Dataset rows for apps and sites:
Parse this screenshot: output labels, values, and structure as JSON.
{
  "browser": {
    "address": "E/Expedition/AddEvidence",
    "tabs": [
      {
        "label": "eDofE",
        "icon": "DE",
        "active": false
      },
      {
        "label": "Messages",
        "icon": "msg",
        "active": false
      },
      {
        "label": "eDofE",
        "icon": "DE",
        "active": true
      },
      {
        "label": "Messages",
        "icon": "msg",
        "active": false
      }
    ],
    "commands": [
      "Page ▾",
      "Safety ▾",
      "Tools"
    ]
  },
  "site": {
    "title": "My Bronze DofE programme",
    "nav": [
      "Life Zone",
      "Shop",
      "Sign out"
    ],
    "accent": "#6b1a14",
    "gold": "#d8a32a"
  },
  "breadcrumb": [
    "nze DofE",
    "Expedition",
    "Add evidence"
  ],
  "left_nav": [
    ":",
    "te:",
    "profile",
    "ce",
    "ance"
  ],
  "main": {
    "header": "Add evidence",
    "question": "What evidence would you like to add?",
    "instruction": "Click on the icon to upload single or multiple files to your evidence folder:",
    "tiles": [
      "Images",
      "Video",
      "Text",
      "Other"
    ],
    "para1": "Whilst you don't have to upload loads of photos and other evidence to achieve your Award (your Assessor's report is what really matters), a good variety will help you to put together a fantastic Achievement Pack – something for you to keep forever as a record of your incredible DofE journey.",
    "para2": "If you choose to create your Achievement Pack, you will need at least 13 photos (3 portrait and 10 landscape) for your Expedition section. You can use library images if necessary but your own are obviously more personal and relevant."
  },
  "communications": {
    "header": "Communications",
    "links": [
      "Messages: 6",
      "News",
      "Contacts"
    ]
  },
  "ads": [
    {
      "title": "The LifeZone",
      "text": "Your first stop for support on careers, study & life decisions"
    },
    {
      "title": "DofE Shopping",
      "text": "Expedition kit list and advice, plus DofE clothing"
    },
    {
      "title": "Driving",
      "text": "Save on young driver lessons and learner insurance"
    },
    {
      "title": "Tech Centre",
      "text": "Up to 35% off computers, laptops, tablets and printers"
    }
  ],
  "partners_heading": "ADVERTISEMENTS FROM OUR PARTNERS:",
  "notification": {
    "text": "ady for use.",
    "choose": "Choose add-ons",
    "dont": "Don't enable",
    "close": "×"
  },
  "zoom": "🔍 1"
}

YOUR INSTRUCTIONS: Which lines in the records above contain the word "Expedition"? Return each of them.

TASK ANSWER:
    "address": "E/Expedition/AddEvidence",
    "Expedition",
    "para2": "If you choose to create your Achievement Pack, you will need at least 13 photos (3 portrait and 10 landscape) for your Expedition section. You can use library images if necessary but your own are obviously more personal and relevant."
      "text": "Expedition kit list and advice, plus DofE clothing"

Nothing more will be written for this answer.